*What you need to do*: Send back all the data below, exactly as given.

▬▬▬▬▬▬

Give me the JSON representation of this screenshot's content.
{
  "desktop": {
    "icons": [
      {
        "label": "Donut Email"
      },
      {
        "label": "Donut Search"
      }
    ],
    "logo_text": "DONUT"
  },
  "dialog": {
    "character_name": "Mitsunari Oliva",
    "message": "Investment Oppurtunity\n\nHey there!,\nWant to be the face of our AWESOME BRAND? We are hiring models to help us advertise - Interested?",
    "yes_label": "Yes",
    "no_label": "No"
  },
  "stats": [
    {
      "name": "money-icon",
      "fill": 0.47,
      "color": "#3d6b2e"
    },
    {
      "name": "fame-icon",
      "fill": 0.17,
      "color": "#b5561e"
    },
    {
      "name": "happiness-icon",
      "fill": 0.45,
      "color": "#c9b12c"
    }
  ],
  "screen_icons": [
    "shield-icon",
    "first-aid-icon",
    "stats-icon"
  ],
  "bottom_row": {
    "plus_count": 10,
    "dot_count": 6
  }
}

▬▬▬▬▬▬

*Problem solution*:
Give me the JSON representation of this screenshot's content.
{
  "desktop": {
    "icons": [
      {
        "label": "Donut Email"
      },
      {
        "label": "Donut Search"
      }
    ],
    "logo_text": "DONUT"
  },
  "dialog": {
    "character_name": "Mitsunari Oliva",
    "message": "Investment Oppurtunity\n\nHey there!,\nWant to be the face of our AWESOME BRAND? We are hiring models to help us advertise - Interested?",
    "yes_label": "Yes",
    "no_label": "No"
  },
  "stats": [
    {
      "name": "money-icon",
      "fill": 0.47,
      "color": "#3d6b2e"
    },
    {
      "name": "fame-icon",
      "fill": 0.17,
      "color": "#b5561e"
    },
    {
      "name": "happiness-icon",
      "fill": 0.45,
      "color": "#c9b12c"
    }
  ],
  "screen_icons": [
    "shield-icon",
    "first-aid-icon",
    "stats-icon"
  ],
  "bottom_row": {
    "plus_count": 10,
    "dot_count": 6
  }
}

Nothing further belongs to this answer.